Entries from a dataset of interfaces:
——————————

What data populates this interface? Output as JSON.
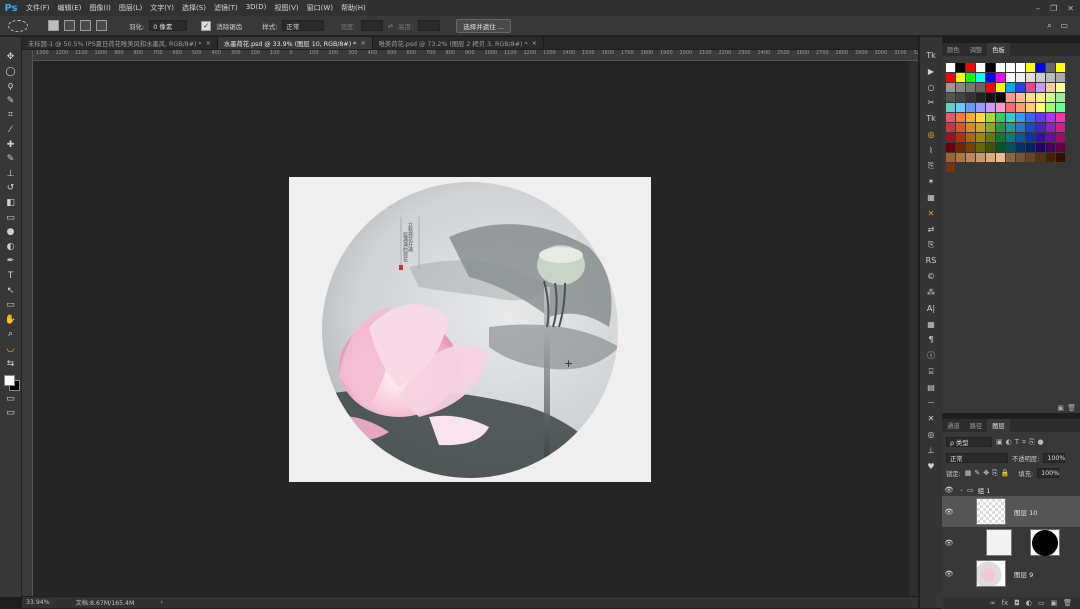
{
  "app": {
    "logo": "Ps"
  },
  "menu": [
    "文件(F)",
    "编辑(E)",
    "图像(I)",
    "图层(L)",
    "文字(Y)",
    "选择(S)",
    "滤镜(T)",
    "3D(D)",
    "视图(V)",
    "窗口(W)",
    "帮助(H)"
  ],
  "window_controls": {
    "minimize": "–",
    "restore": "❐",
    "close": "✕"
  },
  "options": {
    "feather_label": "羽化:",
    "feather_value": "0 像素",
    "antialias_label": "消除锯齿",
    "antialias_checked": "✓",
    "style_label": "样式:",
    "style_value": "正常",
    "width_label": "宽度:",
    "height_label": "高度:",
    "refine_button": "选择并遮住 ..."
  },
  "tabs": [
    {
      "label": "未标题-1 @ 50.5% (PS夏日荷花唯美风和水墨风, RGB/8#) *",
      "close": "×"
    },
    {
      "label": "水墨荷花.psd @ 33.9% (图层 10, RGB/8#) *",
      "close": "×"
    },
    {
      "label": "唯美荷花.psd @ 73.2% (图层 2 拷贝 3, RGB/8#) *",
      "close": "×"
    }
  ],
  "ruler_h": [
    "1300",
    "1200",
    "1100",
    "1000",
    "900",
    "800",
    "700",
    "600",
    "500",
    "400",
    "300",
    "200",
    "100",
    "0",
    "100",
    "200",
    "300",
    "400",
    "500",
    "600",
    "700",
    "800",
    "900",
    "1000",
    "1100",
    "1200",
    "1300",
    "1400",
    "1500",
    "1600",
    "1700",
    "1800",
    "1900",
    "2000",
    "2100",
    "2200",
    "2300",
    "2400",
    "2500",
    "2600",
    "2700",
    "2800",
    "2900",
    "3000",
    "3100",
    "320"
  ],
  "status": {
    "zoom": "33.94%",
    "doc": "文档:8.67M/165.4M",
    "arrow": "›"
  },
  "doc_text": {
    "col1": "立秋荷花开满",
    "col2": "篮满满的荷花"
  },
  "swatch_panel": {
    "tabs": [
      "颜色",
      "调整",
      "色板"
    ]
  },
  "swatch_colors": [
    "#ffffff",
    "#000000",
    "#ff0000",
    "#ffffff",
    "#000000",
    "#ffffff",
    "#ffffff",
    "#ffffff",
    "#ffff00",
    "#0000ff",
    "#666666",
    "#ffff00",
    "#ff0000",
    "#ffff00",
    "#00ff00",
    "#00ffff",
    "#0000ff",
    "#ff00ff",
    "#ffffff",
    "#eeeeee",
    "#dddddd",
    "#cccccc",
    "#bbbbbb",
    "#aaaaaa",
    "#999999",
    "#888888",
    "#777777",
    "#666666",
    "#ff0000",
    "#ffff00",
    "#00aaff",
    "#2040ff",
    "#ee4488",
    "#cc99ff",
    "#ffcc99",
    "#ffff99",
    "#555555",
    "#444444",
    "#333333",
    "#222222",
    "#111111",
    "#000000",
    "#ff9988",
    "#ffbb88",
    "#ffdd99",
    "#ffee88",
    "#ccff88",
    "#99ee99",
    "#66cccc",
    "#66ccff",
    "#6699ff",
    "#9999ff",
    "#cc99ff",
    "#ff99cc",
    "#ff6666",
    "#ff9966",
    "#ffcc66",
    "#ffff66",
    "#99ff66",
    "#66ff99",
    "#ee5566",
    "#ff7744",
    "#ffaa33",
    "#ffdd33",
    "#aadd33",
    "#33cc66",
    "#33cccc",
    "#3399ff",
    "#3366ff",
    "#6633ff",
    "#aa33ff",
    "#ff33aa",
    "#cc3344",
    "#dd5522",
    "#dd8822",
    "#ccaa22",
    "#88aa22",
    "#229944",
    "#229999",
    "#2277cc",
    "#2244cc",
    "#4422cc",
    "#8822cc",
    "#cc2288",
    "#991122",
    "#aa3311",
    "#aa6611",
    "#998811",
    "#667711",
    "#117733",
    "#117777",
    "#115599",
    "#113399",
    "#331199",
    "#661199",
    "#991166",
    "#660011",
    "#772200",
    "#774400",
    "#666600",
    "#445500",
    "#005522",
    "#005555",
    "#003366",
    "#002266",
    "#220066",
    "#440066",
    "#660044",
    "#996633",
    "#aa7744",
    "#bb8855",
    "#cc9966",
    "#ddaa77",
    "#eebb88",
    "#886644",
    "#775533",
    "#664422",
    "#553311",
    "#442200",
    "#331100",
    "#773311"
  ],
  "layers": {
    "tabs": [
      "通道",
      "路径",
      "图层"
    ],
    "filter": "ρ 类型",
    "blend_mode": "正常",
    "opacity_label": "不透明度:",
    "opacity_value": "100%",
    "lock_label": "锁定:",
    "fill_label": "填充:",
    "fill_value": "100%",
    "group_name": "组 1",
    "layer10": "图层 10",
    "layer9": "图层 9",
    "eye": "👁"
  }
}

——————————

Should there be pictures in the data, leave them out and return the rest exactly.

What data populates this interface? Output as JSON.
{
  "app": {
    "logo": "Ps"
  },
  "menu": [
    "文件(F)",
    "编辑(E)",
    "图像(I)",
    "图层(L)",
    "文字(Y)",
    "选择(S)",
    "滤镜(T)",
    "3D(D)",
    "视图(V)",
    "窗口(W)",
    "帮助(H)"
  ],
  "window_controls": {
    "minimize": "–",
    "restore": "❐",
    "close": "✕"
  },
  "options": {
    "feather_label": "羽化:",
    "feather_value": "0 像素",
    "antialias_label": "消除锯齿",
    "antialias_checked": "✓",
    "style_label": "样式:",
    "style_value": "正常",
    "width_label": "宽度:",
    "height_label": "高度:",
    "refine_button": "选择并遮住 ..."
  },
  "tabs": [
    {
      "label": "未标题-1 @ 50.5% (PS夏日荷花唯美风和水墨风, RGB/8#) *",
      "close": "×"
    },
    {
      "label": "水墨荷花.psd @ 33.9% (图层 10, RGB/8#) *",
      "close": "×"
    },
    {
      "label": "唯美荷花.psd @ 73.2% (图层 2 拷贝 3, RGB/8#) *",
      "close": "×"
    }
  ],
  "ruler_h": [
    "1300",
    "1200",
    "1100",
    "1000",
    "900",
    "800",
    "700",
    "600",
    "500",
    "400",
    "300",
    "200",
    "100",
    "0",
    "100",
    "200",
    "300",
    "400",
    "500",
    "600",
    "700",
    "800",
    "900",
    "1000",
    "1100",
    "1200",
    "1300",
    "1400",
    "1500",
    "1600",
    "1700",
    "1800",
    "1900",
    "2000",
    "2100",
    "2200",
    "2300",
    "2400",
    "2500",
    "2600",
    "2700",
    "2800",
    "2900",
    "3000",
    "3100",
    "320"
  ],
  "status": {
    "zoom": "33.94%",
    "doc": "文档:8.67M/165.4M",
    "arrow": "›"
  },
  "doc_text": {
    "col1": "立秋荷花开满",
    "col2": "篮满满的荷花"
  },
  "swatch_panel": {
    "tabs": [
      "颜色",
      "调整",
      "色板"
    ]
  },
  "swatch_colors": [
    "#ffffff",
    "#000000",
    "#ff0000",
    "#ffffff",
    "#000000",
    "#ffffff",
    "#ffffff",
    "#ffffff",
    "#ffff00",
    "#0000ff",
    "#666666",
    "#ffff00",
    "#ff0000",
    "#ffff00",
    "#00ff00",
    "#00ffff",
    "#0000ff",
    "#ff00ff",
    "#ffffff",
    "#eeeeee",
    "#dddddd",
    "#cccccc",
    "#bbbbbb",
    "#aaaaaa",
    "#999999",
    "#888888",
    "#777777",
    "#666666",
    "#ff0000",
    "#ffff00",
    "#00aaff",
    "#2040ff",
    "#ee4488",
    "#cc99ff",
    "#ffcc99",
    "#ffff99",
    "#555555",
    "#444444",
    "#333333",
    "#222222",
    "#111111",
    "#000000",
    "#ff9988",
    "#ffbb88",
    "#ffdd99",
    "#ffee88",
    "#ccff88",
    "#99ee99",
    "#66cccc",
    "#66ccff",
    "#6699ff",
    "#9999ff",
    "#cc99ff",
    "#ff99cc",
    "#ff6666",
    "#ff9966",
    "#ffcc66",
    "#ffff66",
    "#99ff66",
    "#66ff99",
    "#ee5566",
    "#ff7744",
    "#ffaa33",
    "#ffdd33",
    "#aadd33",
    "#33cc66",
    "#33cccc",
    "#3399ff",
    "#3366ff",
    "#6633ff",
    "#aa33ff",
    "#ff33aa",
    "#cc3344",
    "#dd5522",
    "#dd8822",
    "#ccaa22",
    "#88aa22",
    "#229944",
    "#229999",
    "#2277cc",
    "#2244cc",
    "#4422cc",
    "#8822cc",
    "#cc2288",
    "#991122",
    "#aa3311",
    "#aa6611",
    "#998811",
    "#667711",
    "#117733",
    "#117777",
    "#115599",
    "#113399",
    "#331199",
    "#661199",
    "#991166",
    "#660011",
    "#772200",
    "#774400",
    "#666600",
    "#445500",
    "#005522",
    "#005555",
    "#003366",
    "#002266",
    "#220066",
    "#440066",
    "#660044",
    "#996633",
    "#aa7744",
    "#bb8855",
    "#cc9966",
    "#ddaa77",
    "#eebb88",
    "#886644",
    "#775533",
    "#664422",
    "#553311",
    "#442200",
    "#331100",
    "#773311"
  ],
  "layers": {
    "tabs": [
      "通道",
      "路径",
      "图层"
    ],
    "filter": "ρ 类型",
    "blend_mode": "正常",
    "opacity_label": "不透明度:",
    "opacity_value": "100%",
    "lock_label": "锁定:",
    "fill_label": "填充:",
    "fill_value": "100%",
    "group_name": "组 1",
    "layer10": "图层 10",
    "layer9": "图层 9",
    "eye": "👁"
  }
}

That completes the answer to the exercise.